She explained they were calculated with a combination of DEQ criteria to factor in soil and groundwater type, the type of toxins in the ground, the cumulative effect of multiple chemicals and the expected long-term dilution of those chemicals should they migrate past the old dump's property line.
Cedrick Johnson, 30, whose family's home is at the end of Tiger Heights, said the area should have been fully cleaned up decades ago when the barrels were first found.
He added the illegal dump is in a neighborhood where his and other families were raised. Johnson and other residents have complained about what they saw as an unusual number and variety of cancer incidences on the street.
While he acknowledged the illnesses could be a statistical coincidence, he pointed out the dump site was used as a community garden from which his family and others were fed for years.
"We ate off of that land, man," Johnson said Wednesday. "We grew mustard greens, collard greens, watermelons, strawberries.

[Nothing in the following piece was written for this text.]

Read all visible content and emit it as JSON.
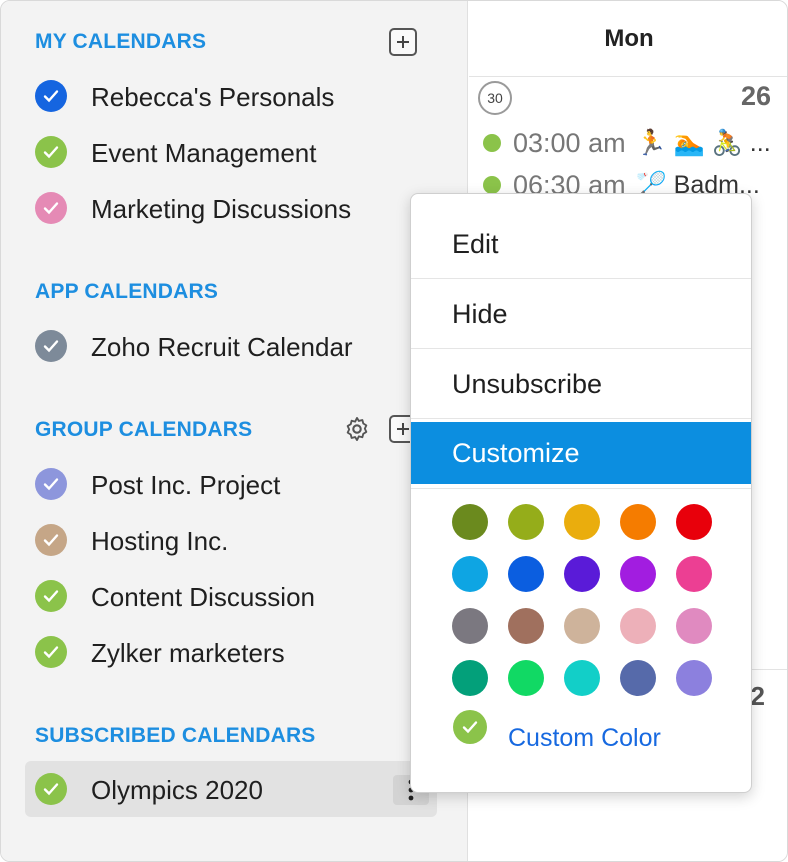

You know, we cultivated that land for a number of years."
He said that, at a minimum, the cleanup should ensure that the contaminants won't threaten people in the future.
DEQ's cleanup won't completely remove all the chemicals, officials said, but reduce them to levels deemed safe.
Agency officials plan to do additional sampling to create conservative cleanup standards for the various chemicals in the ground and groundwater and then reduce the contamination to meet those levels.